Who are the Hutu in Rwanda?: The Hutu are an ethnic group primarily found in Rwanda and neighboring countries in Central Africa. Historically, the Hutu have made up the majority of the population in Rwanda, and they have traditionally been involved in agriculture and other subsistence activities. The relationship between the Hutu and the Tutsi, another ethnic group in Rwanda, has been the source of tension and conflict in the region for many decades. In the late 20th century, this tension boiled over into a genocide in which an estimated 500,000 to 1 million Tutsi were killed by Hutu extremists. The aftermath of the genocide has seen a transformation of the social and political landscape in Rwanda, as well as an effort to heal the wounds and promote reconciliation between the two groups.
Here are 5 frequently asked questions about the Hutu in Rwanda:
What is the origin of the Hutu people?
The exact origin of the Hutu people is not known, but it is believed that they are descended from the Bantu-speaking peoples who migrated into Central Africa from the west several thousand years ago. Over time, the Hutu developed their own distinct culture and traditions.
What is the difference between the Hutu and Tutsi in Rwanda?
Traditionally, the difference between the Hutu and Tutsi was one of social status rather than ethnicity. The Tutsi were typically cattle-herding elites, while the Hutu were mostly farmers. Today, however, the distinction is often thought of in terms of ethnicity, with the Tutsi being seen as a separate and distinct group from the Hutu.

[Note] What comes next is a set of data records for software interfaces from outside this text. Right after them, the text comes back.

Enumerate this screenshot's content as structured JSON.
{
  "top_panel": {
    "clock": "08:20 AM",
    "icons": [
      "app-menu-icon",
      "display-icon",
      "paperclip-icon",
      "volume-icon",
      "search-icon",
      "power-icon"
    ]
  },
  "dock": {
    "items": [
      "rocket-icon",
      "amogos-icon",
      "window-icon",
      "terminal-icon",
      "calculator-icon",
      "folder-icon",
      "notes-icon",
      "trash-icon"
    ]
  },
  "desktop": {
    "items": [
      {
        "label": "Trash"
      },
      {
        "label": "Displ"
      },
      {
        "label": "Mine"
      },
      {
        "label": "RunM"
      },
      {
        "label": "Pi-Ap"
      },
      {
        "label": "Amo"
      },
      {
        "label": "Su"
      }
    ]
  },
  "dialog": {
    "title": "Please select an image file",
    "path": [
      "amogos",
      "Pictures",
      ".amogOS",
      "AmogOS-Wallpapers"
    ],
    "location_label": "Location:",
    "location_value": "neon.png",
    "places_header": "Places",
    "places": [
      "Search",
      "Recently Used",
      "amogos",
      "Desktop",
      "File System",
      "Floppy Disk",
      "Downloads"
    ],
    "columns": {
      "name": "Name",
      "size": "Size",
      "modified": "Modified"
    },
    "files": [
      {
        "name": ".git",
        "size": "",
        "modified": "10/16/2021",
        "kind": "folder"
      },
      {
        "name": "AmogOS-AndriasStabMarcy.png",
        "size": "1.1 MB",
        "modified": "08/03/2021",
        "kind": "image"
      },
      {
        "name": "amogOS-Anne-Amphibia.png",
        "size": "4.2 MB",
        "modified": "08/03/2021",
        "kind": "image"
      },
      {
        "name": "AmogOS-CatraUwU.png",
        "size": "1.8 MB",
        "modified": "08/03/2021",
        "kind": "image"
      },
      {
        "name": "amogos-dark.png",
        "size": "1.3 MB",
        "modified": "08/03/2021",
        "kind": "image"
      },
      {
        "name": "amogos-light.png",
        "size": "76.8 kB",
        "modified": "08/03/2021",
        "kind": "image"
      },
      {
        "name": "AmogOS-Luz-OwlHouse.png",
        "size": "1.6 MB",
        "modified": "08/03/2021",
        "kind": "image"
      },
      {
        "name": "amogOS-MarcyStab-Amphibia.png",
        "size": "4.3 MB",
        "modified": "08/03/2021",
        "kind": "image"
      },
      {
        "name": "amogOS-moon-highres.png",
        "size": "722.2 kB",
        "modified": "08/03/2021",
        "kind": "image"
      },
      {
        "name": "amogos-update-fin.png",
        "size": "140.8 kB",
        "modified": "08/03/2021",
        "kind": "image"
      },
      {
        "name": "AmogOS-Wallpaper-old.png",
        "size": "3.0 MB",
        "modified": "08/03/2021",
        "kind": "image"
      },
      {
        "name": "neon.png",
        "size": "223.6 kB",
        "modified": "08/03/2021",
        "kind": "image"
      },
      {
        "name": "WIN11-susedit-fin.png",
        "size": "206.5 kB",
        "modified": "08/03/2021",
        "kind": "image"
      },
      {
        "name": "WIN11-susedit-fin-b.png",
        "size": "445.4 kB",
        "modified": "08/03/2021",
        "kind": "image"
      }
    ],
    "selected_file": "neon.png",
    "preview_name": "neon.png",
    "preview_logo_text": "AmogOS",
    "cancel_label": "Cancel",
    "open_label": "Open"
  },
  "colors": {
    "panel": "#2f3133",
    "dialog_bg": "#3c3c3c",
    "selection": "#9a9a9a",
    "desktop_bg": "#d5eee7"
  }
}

What role did the Hutu play in the Rwandan genocide?
During the Rwandan genocide of 1994, many Hutu extremists participated in the killing of Tutsi and moderate Hutu. It is estimated that up to 1 million Tutsi were killed during the genocide. However, it is important to note that not all Hutu were responsible for the violence, and many also suffered at the hands of the extremists.
What is the current relationship between the Hutu and Tutsi in Rwanda?

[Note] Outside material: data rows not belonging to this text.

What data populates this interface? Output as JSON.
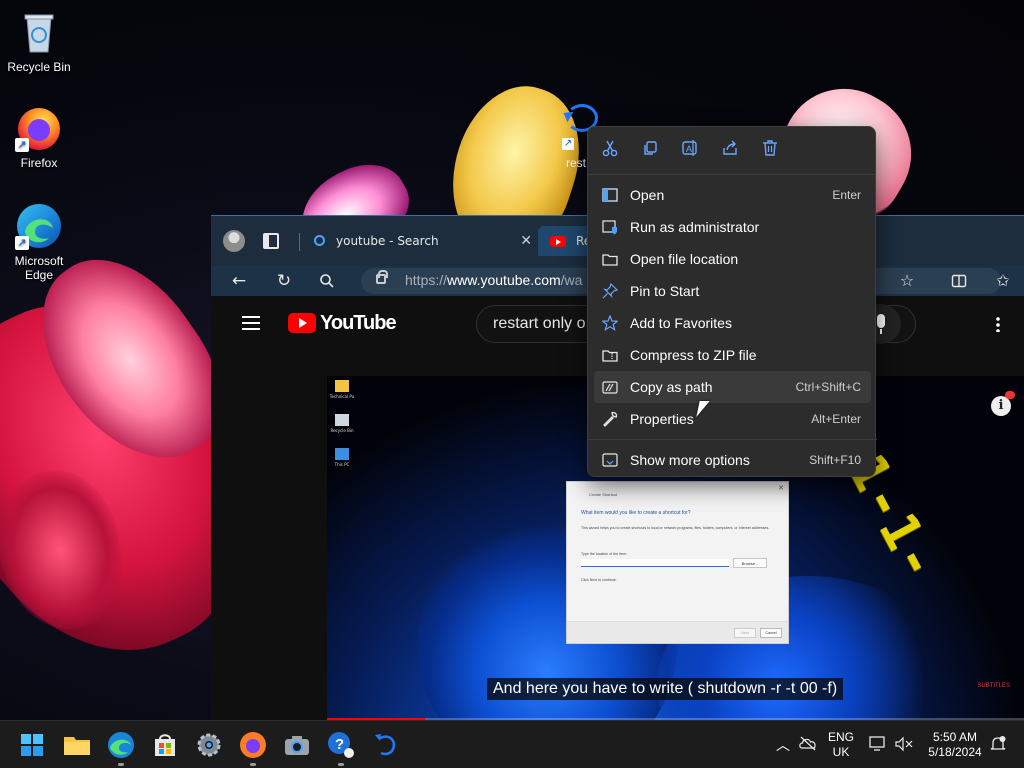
{
  "desktop": {
    "icons": [
      {
        "label": "Recycle Bin",
        "icon": "recycle-bin-icon"
      },
      {
        "label": "Firefox",
        "icon": "firefox-icon"
      },
      {
        "label": "Microsoft\nEdge",
        "label_line1": "Microsoft",
        "label_line2": "Edge",
        "icon": "edge-icon"
      }
    ],
    "selected_shortcut_label": "rest"
  },
  "browser": {
    "tabs": [
      {
        "title": "youtube - Search",
        "close": "✕"
      },
      {
        "title": "Re"
      }
    ],
    "url_prefix": "https://",
    "url_domain": "www.youtube.com",
    "url_path": "/wa",
    "icons": [
      "back-icon",
      "refresh-icon",
      "search-icon",
      "lock-icon",
      "favorite-star-icon",
      "split-screen-icon",
      "favorites-icon"
    ]
  },
  "youtube": {
    "logo_text": "YouTube",
    "search_text": "restart only o",
    "video_digits": "001-1-",
    "subtitle": "And here you have to write ( shutdown -r -t 00 -f)",
    "watermark": "SUBTITLES",
    "progress_fraction": 0.14,
    "desktop_icons_in_video": [
      "Technical Pu",
      "Recycle Bin",
      "This PC"
    ],
    "dialog": {
      "title": "Create Shortcut",
      "close": "✕",
      "heading": "What item would you like to create a shortcut for?",
      "body": "This wizard helps you to create shortcuts to local or network programs, files, folders, computers, or Internet addresses.",
      "field_label": "Type the location of the item:",
      "browse": "Browse...",
      "hint": "Click Next to continue.",
      "next": "Next",
      "cancel": "Cancel"
    }
  },
  "context_menu": {
    "quick_actions": [
      "cut-icon",
      "copy-icon",
      "rename-icon",
      "share-icon",
      "delete-icon"
    ],
    "items": [
      {
        "label": "Open",
        "shortcut": "Enter",
        "icon": "open-icon"
      },
      {
        "label": "Run as administrator",
        "shortcut": "",
        "icon": "shield-icon"
      },
      {
        "label": "Open file location",
        "shortcut": "",
        "icon": "folder-icon"
      },
      {
        "label": "Pin to Start",
        "shortcut": "",
        "icon": "pin-icon"
      },
      {
        "label": "Add to Favorites",
        "shortcut": "",
        "icon": "star-icon"
      },
      {
        "label": "Compress to ZIP file",
        "shortcut": "",
        "icon": "zip-folder-icon"
      },
      {
        "label": "Copy as path",
        "shortcut": "Ctrl+Shift+C",
        "icon": "copy-path-icon"
      },
      {
        "label": "Properties",
        "shortcut": "Alt+Enter",
        "icon": "wrench-icon"
      },
      {
        "label": "Show more options",
        "shortcut": "Shift+F10",
        "icon": "more-options-icon"
      }
    ],
    "hovered_index": 6
  },
  "taskbar": {
    "apps": [
      "start-icon",
      "file-explorer-icon",
      "edge-icon",
      "store-icon",
      "settings-icon",
      "firefox-icon",
      "camera-icon",
      "help-icon",
      "undo-app-icon"
    ],
    "tray": {
      "language_line1": "ENG",
      "language_line2": "UK",
      "time": "5:50 AM",
      "date": "5/18/2024"
    }
  },
  "colors": {
    "accent": "#4ea3ff",
    "youtube_red": "#ff0000",
    "menu_bg": "#2c2c2c",
    "taskbar_bg": "#1c1c1c"
  }
}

Since the end of the genocide, the government of Rwanda has worked to promote reconciliation between the Hutu and Tutsi. Today, the country is officially a multi-ethnic society, and the government discourages the use of ethnic labels. However, tensions between the two groups still persist, and there is ongoing work to heal the wounds of the past and promote unity.
What is the current status of the Hutu people in Rwanda?
Today, the Hutu make up the majority of the population in Rwanda and play a significant role in the country’s economy and society. The government has taken steps to address the needs of the Hutu, including programs aimed at promoting equality and development. However, the aftermath of the genocide has left deep wounds, and many Hutu continue to face challenges and discrimination.